As you can see, compounding made a small difference in the ending balances during the early years. However, as more earnings were added, compounding made a significant difference over time. Remember, this is a simplified example.


Saving Early is Important

Time can be on your side. Saving for retirement early might make a dramatic difference in reaching your financial goals. In the example below you can see the difference an early start makes. Remember, this is a simplified example.

Hypothetical Illustration

holder
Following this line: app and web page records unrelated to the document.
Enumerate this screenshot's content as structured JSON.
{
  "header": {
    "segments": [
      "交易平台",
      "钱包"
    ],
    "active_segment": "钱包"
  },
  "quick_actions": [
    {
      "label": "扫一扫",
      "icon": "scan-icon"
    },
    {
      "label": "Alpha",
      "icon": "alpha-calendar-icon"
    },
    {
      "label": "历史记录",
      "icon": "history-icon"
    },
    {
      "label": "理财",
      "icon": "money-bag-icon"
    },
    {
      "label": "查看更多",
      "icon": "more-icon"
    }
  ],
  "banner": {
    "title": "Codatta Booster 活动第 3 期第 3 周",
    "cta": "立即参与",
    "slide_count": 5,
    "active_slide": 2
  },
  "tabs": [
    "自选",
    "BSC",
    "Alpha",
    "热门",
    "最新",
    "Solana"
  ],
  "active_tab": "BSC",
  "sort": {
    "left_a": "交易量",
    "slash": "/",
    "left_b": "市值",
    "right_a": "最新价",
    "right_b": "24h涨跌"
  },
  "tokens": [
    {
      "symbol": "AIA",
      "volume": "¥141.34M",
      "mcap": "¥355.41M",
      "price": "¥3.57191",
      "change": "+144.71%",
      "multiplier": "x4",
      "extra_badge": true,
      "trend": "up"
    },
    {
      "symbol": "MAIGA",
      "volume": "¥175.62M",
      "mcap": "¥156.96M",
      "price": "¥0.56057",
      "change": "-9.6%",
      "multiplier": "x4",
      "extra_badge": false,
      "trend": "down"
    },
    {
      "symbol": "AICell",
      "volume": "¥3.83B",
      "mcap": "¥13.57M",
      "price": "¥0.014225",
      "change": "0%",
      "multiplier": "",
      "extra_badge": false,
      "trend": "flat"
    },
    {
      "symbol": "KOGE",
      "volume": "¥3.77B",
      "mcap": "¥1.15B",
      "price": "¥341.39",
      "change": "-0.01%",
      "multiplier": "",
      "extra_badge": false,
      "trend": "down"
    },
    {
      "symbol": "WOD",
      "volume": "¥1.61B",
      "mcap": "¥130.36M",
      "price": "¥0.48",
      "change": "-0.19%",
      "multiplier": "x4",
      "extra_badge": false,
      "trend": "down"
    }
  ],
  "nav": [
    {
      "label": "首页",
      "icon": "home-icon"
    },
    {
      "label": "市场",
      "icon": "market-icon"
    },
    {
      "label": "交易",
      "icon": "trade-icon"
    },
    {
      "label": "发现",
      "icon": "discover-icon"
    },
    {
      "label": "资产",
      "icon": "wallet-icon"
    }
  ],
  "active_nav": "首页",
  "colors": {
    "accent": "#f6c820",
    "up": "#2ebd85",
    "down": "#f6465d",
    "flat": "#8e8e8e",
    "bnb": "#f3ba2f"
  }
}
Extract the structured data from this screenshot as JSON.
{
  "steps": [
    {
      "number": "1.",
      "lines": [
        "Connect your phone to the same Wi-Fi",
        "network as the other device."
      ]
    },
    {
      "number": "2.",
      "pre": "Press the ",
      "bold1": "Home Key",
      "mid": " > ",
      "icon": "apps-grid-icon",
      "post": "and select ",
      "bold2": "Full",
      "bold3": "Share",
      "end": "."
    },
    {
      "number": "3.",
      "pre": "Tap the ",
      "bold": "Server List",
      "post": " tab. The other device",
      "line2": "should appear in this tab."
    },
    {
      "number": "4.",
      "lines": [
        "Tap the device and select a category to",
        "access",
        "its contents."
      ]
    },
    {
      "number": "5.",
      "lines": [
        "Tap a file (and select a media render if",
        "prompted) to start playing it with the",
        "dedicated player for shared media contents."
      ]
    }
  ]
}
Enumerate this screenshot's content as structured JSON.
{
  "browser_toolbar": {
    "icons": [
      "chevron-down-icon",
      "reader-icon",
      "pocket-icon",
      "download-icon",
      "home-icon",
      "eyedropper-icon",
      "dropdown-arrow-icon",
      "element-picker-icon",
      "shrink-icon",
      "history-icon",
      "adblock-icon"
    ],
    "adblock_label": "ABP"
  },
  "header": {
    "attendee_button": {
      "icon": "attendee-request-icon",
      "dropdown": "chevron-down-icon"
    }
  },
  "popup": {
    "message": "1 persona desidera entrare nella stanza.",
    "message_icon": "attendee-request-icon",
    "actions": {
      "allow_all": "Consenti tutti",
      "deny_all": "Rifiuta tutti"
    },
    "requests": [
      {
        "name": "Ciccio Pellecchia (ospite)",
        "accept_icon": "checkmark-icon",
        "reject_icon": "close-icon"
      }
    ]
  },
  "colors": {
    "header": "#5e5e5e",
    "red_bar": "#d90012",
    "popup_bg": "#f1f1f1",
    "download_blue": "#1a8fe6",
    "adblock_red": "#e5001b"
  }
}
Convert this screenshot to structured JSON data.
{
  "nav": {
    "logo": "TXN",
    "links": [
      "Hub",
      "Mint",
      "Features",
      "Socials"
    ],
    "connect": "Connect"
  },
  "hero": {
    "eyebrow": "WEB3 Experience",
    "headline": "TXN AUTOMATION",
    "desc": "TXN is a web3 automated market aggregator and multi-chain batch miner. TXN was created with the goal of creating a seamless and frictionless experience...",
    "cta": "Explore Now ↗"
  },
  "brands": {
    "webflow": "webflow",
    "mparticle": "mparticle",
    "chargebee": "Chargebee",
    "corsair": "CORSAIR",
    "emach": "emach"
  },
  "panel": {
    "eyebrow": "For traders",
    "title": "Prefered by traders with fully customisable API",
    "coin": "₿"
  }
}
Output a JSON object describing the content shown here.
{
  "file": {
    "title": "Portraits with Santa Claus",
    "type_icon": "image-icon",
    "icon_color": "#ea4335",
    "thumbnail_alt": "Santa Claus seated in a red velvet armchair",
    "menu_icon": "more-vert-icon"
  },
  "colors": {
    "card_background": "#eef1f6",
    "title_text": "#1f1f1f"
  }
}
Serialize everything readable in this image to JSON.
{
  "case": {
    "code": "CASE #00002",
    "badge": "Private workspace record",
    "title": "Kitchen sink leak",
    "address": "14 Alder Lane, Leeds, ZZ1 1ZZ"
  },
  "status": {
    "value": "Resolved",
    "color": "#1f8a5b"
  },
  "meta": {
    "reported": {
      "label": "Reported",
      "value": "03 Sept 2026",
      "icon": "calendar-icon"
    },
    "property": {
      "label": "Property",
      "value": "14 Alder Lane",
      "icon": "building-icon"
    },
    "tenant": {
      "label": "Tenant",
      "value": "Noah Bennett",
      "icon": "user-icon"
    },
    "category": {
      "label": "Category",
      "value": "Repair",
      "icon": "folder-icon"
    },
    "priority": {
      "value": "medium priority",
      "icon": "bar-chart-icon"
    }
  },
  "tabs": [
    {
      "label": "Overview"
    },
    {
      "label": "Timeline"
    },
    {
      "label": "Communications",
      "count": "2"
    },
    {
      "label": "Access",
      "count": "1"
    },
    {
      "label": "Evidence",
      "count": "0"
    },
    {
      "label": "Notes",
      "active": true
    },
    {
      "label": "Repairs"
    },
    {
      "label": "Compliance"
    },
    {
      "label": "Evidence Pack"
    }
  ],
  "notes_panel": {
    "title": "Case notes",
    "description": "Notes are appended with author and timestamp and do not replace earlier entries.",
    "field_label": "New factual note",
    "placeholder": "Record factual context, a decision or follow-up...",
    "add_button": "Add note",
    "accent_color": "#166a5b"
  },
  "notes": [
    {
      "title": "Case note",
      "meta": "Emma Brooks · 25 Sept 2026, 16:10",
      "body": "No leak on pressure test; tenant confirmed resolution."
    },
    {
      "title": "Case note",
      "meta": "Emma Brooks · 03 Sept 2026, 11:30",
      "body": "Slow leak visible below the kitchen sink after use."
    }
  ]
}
Mary Susan
Started Investing At: age 25 age 45
Yearly Contribution $5,000 $5,000
Number of Years 10 years 20 years
Total Contributions $50,000 $100,000
Rate of Return 6% 6%
Value of investment at age 65 $425,304 $206,661

This hypothetical example of compounding is for illustrative purposes only and does not represent any specific type of investment. It does not include the impact of expenses or fees, which would have reduced the results of the illustration.

Risk Disclosures

Neither State Farm® nor its agents provide tax or legal advice.

Securities distributed by State Farm® VP Management Corp.

Investing involves risk, including potential for loss.

Securities are not FDIC insured, are not bank guaranteed and are subject to investment risk, including possible loss of principal.

AP2019/08/0850